Well, Kyle Flaherty wrote a post for ZDNet (and re-posted on Social Media Today) last week which I think nails it. He argues against using ROI to measure digital activities such as social media and talks about a new measure called Impact of Relationships (IOR). He writes: “ROI was created by someone who wanted to defend their activities in the scope of the bottom line of their company; they found direct linkage between what they were doing and revenue being brought in and if that number was larger than their salary plus additional costs they were in for a bonus (or at least steady employment). Determining your social media ROI is a means to an end. It allows us to prove a programs worth to our business, which enables you to continue your work with the community, which coincidentally lets you dismantle the importance of ROI internally and start to focus on IOR…Impact of Relationships.

“IOR allows me to detail how a relationship develops with our company, whether they are a customer or not, and how that relationship has impacted the totality of our business. Using many of the same techniques above I also measure the amount of interaction we have with our community. Not to measure against revenue, but to determine what product feature requests this person suggested that made our product better, how many comments they leave on our blog, the number of times they reference us on their Twitter feed and more. We’ve been able to formulate IOR for members of our community, many of them non-customers, based on what they have given back to our company.

“Are each of these elements a pure statistical entity or a dollar value? No. But it is a great additional barometer we have to show the gains made through our social media activities. This IOR data becomes just as valuable to the senior staff of your company, but only because they have already seen some level of ROI data. It is only when we prove the ROI that we can reach towards IOR.”
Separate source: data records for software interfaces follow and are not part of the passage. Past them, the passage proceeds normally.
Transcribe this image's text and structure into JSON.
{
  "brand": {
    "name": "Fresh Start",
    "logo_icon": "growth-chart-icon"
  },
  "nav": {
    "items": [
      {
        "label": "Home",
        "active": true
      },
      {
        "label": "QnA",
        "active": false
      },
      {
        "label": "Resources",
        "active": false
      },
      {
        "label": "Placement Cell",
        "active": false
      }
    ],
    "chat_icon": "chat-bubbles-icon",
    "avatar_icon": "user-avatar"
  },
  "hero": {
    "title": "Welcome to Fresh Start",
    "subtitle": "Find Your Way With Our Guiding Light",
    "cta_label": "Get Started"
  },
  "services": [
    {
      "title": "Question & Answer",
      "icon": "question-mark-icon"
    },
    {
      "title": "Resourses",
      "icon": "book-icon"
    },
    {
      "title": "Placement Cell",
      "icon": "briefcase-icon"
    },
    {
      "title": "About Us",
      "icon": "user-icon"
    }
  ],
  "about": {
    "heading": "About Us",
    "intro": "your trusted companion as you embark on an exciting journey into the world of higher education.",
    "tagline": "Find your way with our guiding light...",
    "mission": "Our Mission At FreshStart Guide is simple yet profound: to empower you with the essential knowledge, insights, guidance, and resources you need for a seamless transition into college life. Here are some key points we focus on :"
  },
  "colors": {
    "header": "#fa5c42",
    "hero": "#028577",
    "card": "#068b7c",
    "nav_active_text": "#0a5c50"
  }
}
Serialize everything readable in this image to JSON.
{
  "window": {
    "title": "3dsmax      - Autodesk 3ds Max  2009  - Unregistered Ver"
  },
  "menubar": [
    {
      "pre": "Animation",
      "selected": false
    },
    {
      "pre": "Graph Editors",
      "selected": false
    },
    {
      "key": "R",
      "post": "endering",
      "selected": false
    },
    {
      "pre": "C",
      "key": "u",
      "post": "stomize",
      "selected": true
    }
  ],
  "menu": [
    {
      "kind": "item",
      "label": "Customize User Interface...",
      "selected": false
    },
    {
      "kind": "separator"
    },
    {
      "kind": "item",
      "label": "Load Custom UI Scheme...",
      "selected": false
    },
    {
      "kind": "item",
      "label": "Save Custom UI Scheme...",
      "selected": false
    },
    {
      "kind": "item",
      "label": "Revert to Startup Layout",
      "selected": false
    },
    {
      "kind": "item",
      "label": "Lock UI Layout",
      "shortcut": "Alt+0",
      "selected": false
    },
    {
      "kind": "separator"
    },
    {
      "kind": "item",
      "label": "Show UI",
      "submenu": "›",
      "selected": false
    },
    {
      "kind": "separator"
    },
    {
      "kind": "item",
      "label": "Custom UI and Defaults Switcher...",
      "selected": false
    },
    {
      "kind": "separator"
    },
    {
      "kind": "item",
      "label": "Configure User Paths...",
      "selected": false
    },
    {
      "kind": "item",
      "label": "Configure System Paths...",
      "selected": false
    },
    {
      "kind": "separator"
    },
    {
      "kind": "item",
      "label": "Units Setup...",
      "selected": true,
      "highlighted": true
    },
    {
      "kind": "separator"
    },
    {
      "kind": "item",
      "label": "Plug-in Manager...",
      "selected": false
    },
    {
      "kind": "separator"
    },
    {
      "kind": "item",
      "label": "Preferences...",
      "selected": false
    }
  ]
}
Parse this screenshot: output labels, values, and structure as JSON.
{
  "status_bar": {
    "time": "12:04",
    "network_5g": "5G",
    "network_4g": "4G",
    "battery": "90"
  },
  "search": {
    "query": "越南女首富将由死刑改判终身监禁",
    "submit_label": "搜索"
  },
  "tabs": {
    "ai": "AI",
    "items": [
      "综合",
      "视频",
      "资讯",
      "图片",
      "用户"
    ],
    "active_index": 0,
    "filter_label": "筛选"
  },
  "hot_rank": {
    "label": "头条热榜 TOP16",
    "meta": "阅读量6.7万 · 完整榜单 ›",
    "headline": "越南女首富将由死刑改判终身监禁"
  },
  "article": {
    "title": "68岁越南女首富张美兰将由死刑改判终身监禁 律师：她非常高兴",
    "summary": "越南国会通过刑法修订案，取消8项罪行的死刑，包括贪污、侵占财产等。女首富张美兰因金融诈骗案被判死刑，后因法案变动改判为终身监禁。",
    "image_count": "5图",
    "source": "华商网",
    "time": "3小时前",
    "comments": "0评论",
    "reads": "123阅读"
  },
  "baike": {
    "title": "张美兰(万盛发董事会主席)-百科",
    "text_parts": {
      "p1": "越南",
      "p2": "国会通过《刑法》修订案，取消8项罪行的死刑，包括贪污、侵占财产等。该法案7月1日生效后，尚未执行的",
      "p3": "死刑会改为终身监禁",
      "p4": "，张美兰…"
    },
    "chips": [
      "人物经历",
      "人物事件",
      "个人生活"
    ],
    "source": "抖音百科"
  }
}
I’ll be interested to see how this concept works out in practice and how it is monetized.